The change came quickly — I began shopping for a home in June and purchased my current residence in July after it had been on the market just two days. I knew immediately that it was the home I wanted to buy. We moved on Labor Day weekend and have spent the past two months getting settled in.
The change came after many years of dreaming and planning, however.
And that is my confession: I thought I was doing the right thing for my children by continuing to reside with their father. I now realize that I was wrong. I should have taken them with me and established a new home for the three of us many years ago. If I had done so, they would not have had to endure some of the challenges and disappointments that they have experienced. But I felt that I was putting their needs ahead of my own by remaining in the marriage.
I now know that my children were victims of my good intentions. All of the choices I have made since the moment I learned I was carrying each of them have been choices made in their favor, on their behalf, with their very best interests at the forefront of my deliberative process. But they would have been better off had I chosen to be happy myself. I have now seen that much of their happiness flows from my own.
There are as many reasons why marriages do not last as there are marriages, and I have no plan to chronicle private details about the 24 years I spent with their father. What I will say is this: I believe that not everyone is meant to be or should be married, but many of us grew up believing that marriage and children were our inevitable destiny. I do not believe that marriage is conducive to my personality and habits. As I told one friend, “I don’t play well with others when it comes to my house and the way I want it maintained.” I am a very fastidious, orderly, organized person. I can’t stand clutter or chaos. I could never again cohabit with someone who is not as adamant about cleanliness as I am.
I would never presume to speak for or on behalf of BigBob. But I am happier than I have been in . . . oh, about 24 years. My boys tell me that they are much happier now and they certainly appear to be. They are flourishing in their new home with me, while maintaining, on their own terms, their relationships with their father. They bring Sophie over to our new home for what I refer to as “custodial visits,” and see Buddy when they go back to my other house where they still have their rooms.

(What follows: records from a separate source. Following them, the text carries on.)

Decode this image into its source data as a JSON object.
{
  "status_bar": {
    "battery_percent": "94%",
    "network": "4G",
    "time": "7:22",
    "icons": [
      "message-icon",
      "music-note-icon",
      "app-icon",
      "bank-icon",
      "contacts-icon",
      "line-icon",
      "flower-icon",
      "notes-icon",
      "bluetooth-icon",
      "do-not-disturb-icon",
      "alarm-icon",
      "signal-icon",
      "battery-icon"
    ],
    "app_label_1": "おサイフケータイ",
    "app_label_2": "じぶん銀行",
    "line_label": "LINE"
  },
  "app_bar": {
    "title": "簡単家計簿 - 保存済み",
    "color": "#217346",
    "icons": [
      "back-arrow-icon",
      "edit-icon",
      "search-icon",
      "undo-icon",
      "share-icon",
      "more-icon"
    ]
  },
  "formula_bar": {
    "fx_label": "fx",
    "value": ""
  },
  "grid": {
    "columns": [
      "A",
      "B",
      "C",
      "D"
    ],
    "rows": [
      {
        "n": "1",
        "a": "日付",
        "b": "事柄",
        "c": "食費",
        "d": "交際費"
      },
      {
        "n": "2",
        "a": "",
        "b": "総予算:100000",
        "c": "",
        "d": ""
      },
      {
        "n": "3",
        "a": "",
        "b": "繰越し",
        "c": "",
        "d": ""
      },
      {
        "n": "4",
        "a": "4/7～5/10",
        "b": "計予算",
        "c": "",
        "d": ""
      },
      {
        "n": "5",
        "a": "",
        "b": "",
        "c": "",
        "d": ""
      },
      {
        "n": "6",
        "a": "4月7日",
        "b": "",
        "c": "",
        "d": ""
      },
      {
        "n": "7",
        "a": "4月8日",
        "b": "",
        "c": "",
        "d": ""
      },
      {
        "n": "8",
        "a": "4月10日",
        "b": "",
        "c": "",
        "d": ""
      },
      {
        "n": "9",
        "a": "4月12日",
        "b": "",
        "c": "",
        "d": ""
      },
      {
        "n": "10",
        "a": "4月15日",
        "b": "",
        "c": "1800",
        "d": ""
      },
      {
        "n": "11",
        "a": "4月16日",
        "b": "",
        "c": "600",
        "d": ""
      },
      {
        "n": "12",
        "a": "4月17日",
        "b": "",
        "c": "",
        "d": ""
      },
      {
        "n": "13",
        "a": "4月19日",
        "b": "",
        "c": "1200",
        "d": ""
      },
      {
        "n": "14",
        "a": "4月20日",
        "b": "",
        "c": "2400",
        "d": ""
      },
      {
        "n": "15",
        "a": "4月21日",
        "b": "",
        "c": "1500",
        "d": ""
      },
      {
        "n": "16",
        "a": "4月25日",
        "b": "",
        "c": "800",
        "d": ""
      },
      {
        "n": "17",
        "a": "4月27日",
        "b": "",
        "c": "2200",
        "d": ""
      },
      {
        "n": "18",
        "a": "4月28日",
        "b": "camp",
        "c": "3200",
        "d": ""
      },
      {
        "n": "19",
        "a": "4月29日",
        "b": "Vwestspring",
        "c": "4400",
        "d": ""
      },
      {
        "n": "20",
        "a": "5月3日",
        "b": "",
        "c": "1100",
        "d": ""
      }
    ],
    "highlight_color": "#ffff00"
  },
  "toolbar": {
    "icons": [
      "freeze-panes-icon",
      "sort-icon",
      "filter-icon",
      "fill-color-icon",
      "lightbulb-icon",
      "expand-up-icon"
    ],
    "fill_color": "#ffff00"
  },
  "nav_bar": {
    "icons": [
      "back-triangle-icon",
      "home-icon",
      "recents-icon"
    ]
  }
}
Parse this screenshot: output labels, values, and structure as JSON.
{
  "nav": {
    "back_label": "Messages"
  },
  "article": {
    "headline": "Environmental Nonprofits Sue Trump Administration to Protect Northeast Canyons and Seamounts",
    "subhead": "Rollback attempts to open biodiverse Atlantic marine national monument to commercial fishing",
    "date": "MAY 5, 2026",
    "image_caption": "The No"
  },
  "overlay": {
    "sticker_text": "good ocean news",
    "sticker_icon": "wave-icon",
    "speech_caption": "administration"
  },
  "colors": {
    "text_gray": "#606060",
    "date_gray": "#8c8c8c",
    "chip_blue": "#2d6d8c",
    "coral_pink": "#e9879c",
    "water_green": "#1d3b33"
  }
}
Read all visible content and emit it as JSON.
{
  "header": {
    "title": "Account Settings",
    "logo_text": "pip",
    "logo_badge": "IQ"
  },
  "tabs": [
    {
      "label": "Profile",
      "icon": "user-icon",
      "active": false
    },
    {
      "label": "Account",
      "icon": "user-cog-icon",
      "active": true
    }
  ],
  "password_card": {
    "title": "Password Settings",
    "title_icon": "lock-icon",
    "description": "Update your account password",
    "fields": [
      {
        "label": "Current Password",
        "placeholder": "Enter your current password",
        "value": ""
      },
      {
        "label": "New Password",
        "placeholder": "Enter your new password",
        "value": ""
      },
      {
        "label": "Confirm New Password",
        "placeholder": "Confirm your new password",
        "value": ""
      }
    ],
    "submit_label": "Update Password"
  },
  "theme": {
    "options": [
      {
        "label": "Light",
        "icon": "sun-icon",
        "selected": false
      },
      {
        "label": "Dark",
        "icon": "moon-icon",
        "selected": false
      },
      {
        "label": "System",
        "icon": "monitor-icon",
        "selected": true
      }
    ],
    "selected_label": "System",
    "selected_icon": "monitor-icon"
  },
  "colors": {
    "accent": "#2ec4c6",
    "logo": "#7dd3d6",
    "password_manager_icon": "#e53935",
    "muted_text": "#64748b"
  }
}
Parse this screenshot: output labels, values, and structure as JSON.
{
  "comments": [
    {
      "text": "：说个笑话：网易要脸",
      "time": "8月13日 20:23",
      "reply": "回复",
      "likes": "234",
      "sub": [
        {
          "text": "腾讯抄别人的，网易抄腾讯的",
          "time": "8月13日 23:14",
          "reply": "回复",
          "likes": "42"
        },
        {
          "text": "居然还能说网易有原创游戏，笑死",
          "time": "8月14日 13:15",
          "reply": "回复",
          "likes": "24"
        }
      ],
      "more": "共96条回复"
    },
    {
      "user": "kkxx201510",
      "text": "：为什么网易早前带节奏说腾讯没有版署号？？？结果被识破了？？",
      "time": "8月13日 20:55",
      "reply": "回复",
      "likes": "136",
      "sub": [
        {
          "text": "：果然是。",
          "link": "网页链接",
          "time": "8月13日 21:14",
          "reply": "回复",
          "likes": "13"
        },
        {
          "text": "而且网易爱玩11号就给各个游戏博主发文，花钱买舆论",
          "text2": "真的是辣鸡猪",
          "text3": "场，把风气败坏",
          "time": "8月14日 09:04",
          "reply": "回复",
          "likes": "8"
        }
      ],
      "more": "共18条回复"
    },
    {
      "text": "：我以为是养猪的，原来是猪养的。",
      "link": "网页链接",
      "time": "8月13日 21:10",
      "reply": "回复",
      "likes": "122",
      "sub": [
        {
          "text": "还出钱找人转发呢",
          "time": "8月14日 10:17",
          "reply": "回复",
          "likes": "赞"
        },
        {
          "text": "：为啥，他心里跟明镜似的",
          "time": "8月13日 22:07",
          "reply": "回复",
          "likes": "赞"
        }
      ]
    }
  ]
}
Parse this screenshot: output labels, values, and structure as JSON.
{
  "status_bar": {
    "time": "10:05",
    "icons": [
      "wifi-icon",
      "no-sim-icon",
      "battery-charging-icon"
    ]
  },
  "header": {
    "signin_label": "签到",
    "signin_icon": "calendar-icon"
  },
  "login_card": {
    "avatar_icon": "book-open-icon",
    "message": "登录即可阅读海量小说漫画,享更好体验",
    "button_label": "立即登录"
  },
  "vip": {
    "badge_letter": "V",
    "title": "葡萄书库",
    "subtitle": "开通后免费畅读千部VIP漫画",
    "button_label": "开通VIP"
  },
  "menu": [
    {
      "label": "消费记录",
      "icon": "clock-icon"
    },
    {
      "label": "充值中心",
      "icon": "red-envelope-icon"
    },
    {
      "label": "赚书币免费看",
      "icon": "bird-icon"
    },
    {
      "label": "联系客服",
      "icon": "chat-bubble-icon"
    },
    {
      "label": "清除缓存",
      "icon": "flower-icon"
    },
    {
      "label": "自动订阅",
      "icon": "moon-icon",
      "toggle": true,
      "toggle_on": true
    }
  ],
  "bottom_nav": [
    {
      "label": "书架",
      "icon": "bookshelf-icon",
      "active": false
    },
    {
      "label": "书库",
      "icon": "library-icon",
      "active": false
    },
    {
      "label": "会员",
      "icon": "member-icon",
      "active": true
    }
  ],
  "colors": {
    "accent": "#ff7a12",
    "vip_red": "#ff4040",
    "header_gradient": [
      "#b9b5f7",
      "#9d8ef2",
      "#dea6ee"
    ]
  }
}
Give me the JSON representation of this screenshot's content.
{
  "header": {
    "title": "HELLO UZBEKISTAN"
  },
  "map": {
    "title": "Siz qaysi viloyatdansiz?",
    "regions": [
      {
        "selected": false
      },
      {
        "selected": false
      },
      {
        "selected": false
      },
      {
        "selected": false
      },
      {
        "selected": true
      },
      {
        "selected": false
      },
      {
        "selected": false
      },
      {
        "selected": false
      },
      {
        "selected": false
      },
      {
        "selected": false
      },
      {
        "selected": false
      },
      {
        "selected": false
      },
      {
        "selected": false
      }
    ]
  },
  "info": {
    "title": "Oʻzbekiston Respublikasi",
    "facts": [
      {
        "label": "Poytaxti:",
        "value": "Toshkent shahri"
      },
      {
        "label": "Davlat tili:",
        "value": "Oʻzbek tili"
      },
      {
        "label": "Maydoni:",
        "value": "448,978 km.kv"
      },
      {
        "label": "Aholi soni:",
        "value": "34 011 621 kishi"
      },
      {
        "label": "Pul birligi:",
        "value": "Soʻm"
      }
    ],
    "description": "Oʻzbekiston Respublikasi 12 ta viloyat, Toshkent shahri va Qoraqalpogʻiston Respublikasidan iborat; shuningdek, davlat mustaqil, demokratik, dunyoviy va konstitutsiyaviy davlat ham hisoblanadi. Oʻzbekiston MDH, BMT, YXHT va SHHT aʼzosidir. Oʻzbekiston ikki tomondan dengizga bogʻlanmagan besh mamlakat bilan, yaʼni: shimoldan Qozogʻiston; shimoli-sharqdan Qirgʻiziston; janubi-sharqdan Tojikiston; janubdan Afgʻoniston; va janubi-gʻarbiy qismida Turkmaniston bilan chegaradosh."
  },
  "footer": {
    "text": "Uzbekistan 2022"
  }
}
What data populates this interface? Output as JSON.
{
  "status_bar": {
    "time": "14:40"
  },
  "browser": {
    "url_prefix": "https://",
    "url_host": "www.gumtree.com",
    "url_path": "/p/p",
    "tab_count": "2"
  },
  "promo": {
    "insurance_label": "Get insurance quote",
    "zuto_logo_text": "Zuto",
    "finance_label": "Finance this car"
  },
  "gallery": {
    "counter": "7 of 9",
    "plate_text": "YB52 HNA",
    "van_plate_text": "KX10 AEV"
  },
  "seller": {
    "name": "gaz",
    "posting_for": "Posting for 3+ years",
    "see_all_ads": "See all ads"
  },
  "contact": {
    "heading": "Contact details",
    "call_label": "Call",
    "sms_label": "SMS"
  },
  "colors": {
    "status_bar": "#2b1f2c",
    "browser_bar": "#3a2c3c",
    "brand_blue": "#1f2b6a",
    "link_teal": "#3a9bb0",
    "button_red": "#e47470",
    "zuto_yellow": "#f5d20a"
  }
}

I don’t believe in regret, so this will likely be the only “confessional” I will write. As time passes, the twinges of guilt are less frequent. The “V-8 moments” when I recall an incident or situation and know now what I didn’t know then, i.e., that it would have been an ideal time to move, are gradually becoming less intrusive and painful. My boys are confident in the fact that both of their parents love them unconditionally, but are flawed beings lacking prescience. And I am confident that all three of us are doing just fine — and will continue to thrive.